Scott Adams Explains Humor

Its been linked around quite a bit, but if you haven't seen it, Scott Adams, creator of "Dilbert", has a blog.  Most of the posts are humorous, but in this post he provides a framework for thinking about humor:

The core of humor is what I call the 2-of-6 rule. In order for something to be
funny, you need at least two of the following elements:

(as in kids and animals)




(You've been there)



invented this rule, but you can check for yourself that whenever something is
funny it follows the rule. And when something isn't, it doesn't. One
of the reasons comics are such a popular form of humor is that they often get
the cute part automatically. Calvin and Hobbes is widely considered the best comic ever, but the few times it featured the parents doing the main action, it
fell flat. Whenever it combined Calvin and Hobbes (both exceedingly cute), with
some witty dialog (clever), a dangerous wagon ride (cruel), Calvin acting like a
typical kid (recognizable), and thinking about adult philosophy (bizarre) it
fired on 5-of-6 humor elements, which is virtually unheard of.

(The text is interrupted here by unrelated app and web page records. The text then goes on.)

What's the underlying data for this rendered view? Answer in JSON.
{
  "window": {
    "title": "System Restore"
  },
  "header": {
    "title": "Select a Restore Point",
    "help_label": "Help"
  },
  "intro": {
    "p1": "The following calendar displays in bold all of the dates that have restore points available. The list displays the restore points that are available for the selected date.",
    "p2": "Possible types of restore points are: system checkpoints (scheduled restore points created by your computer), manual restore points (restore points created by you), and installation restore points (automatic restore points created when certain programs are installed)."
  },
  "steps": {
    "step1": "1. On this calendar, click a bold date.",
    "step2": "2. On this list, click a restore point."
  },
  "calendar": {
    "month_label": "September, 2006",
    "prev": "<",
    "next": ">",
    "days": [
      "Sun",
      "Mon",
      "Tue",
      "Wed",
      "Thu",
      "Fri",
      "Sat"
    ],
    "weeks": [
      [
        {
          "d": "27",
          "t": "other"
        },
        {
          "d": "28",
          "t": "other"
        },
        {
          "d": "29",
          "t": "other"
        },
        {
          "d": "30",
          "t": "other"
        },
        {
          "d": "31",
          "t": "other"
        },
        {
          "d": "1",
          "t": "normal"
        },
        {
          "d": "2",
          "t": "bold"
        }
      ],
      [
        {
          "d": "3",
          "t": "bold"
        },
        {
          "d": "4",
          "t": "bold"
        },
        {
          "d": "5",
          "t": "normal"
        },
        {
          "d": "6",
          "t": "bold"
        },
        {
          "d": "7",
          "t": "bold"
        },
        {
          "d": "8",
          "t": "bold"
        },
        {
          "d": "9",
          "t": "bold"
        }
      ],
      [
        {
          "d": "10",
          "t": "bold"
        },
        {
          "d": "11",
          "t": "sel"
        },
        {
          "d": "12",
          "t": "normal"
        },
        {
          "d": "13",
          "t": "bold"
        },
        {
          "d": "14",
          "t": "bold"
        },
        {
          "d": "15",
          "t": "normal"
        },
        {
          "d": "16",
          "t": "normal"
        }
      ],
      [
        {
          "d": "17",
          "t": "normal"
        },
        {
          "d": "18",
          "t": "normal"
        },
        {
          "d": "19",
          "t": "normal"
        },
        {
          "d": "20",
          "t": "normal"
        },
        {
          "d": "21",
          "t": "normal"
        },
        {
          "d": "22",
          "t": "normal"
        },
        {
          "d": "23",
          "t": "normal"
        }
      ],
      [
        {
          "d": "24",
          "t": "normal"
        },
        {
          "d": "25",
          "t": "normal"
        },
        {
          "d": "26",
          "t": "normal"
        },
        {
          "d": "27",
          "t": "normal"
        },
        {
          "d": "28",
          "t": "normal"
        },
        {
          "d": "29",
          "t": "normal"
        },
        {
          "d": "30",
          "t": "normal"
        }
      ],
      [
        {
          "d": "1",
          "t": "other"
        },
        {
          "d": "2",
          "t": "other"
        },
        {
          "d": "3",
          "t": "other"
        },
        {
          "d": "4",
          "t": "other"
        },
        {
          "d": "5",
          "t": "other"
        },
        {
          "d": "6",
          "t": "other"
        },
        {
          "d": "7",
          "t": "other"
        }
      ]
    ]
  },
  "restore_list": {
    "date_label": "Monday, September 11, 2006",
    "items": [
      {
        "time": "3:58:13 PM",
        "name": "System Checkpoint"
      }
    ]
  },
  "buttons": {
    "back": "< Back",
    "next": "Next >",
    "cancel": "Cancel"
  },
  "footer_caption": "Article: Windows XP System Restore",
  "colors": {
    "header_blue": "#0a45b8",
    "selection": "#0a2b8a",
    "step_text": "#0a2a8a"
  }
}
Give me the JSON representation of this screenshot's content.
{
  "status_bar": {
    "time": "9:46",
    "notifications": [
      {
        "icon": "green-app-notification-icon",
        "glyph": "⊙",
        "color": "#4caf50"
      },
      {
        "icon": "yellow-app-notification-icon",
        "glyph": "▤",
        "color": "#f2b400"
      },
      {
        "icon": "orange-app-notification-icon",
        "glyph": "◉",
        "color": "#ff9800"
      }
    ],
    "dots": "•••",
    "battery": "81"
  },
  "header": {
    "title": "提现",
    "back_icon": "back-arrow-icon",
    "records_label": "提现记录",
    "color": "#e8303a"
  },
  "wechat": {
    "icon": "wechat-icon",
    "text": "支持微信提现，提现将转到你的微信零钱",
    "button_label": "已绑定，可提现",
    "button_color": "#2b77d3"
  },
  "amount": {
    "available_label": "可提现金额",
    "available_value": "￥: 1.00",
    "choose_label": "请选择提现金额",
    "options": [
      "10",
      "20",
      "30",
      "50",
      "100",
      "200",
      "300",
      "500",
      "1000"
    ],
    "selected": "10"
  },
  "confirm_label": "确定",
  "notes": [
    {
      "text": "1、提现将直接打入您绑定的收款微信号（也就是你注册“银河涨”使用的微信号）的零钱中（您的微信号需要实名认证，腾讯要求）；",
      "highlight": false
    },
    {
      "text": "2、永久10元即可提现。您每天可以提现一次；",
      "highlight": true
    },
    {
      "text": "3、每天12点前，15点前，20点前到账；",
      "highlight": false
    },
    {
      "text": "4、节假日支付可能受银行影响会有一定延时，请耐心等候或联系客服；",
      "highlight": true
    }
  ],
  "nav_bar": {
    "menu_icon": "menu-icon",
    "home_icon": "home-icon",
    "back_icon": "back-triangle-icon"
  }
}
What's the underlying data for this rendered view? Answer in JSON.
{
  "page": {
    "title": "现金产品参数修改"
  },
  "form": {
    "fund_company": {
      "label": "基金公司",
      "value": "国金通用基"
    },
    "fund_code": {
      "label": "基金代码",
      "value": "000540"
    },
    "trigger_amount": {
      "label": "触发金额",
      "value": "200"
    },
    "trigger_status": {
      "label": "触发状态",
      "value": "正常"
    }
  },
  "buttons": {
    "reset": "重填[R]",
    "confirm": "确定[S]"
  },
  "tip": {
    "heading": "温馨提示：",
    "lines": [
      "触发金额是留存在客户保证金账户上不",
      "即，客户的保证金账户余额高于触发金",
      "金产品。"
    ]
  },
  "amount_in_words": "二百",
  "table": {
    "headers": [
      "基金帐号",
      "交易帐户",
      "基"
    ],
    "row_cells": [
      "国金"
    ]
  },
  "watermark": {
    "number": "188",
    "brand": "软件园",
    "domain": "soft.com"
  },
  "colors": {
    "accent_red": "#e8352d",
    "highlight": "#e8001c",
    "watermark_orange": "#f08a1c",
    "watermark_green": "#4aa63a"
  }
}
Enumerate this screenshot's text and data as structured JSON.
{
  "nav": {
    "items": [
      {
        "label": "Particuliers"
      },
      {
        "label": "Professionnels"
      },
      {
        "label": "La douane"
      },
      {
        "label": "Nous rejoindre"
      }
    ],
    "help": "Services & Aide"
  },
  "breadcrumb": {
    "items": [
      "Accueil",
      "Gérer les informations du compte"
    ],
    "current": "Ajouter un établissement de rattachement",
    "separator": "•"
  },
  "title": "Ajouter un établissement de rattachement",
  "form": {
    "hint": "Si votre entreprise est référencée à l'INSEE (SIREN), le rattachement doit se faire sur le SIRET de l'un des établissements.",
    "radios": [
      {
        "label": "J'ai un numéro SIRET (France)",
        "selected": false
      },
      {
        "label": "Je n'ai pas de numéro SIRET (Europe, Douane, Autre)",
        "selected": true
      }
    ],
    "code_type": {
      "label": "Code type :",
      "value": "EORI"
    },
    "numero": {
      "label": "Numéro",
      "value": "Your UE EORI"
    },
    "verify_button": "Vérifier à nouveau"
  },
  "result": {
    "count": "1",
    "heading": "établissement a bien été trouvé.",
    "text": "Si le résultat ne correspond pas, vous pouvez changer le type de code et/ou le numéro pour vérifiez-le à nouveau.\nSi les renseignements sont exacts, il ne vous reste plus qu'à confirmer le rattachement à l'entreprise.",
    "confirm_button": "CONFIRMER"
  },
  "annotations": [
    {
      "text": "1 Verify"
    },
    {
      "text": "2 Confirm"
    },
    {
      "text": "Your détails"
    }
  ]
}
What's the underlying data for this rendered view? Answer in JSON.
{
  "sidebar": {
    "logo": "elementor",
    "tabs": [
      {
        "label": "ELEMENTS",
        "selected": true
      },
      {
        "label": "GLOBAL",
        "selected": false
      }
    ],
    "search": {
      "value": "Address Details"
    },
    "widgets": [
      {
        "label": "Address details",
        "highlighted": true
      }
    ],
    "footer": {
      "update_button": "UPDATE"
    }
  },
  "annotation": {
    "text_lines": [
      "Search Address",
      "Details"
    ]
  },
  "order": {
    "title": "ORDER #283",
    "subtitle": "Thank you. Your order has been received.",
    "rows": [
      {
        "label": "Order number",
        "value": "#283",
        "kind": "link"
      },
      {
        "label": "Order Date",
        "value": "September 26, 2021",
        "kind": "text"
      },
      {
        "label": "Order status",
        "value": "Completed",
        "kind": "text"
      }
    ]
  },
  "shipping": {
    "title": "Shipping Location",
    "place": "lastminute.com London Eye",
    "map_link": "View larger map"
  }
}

I spent WAY too much time in business school and as a consultant deconstructing businesses and industries into processes and frameworks.  It is interesting to see something we geeks think of as unstructured and creative (e.g. humor) deconstructed scientifically as well.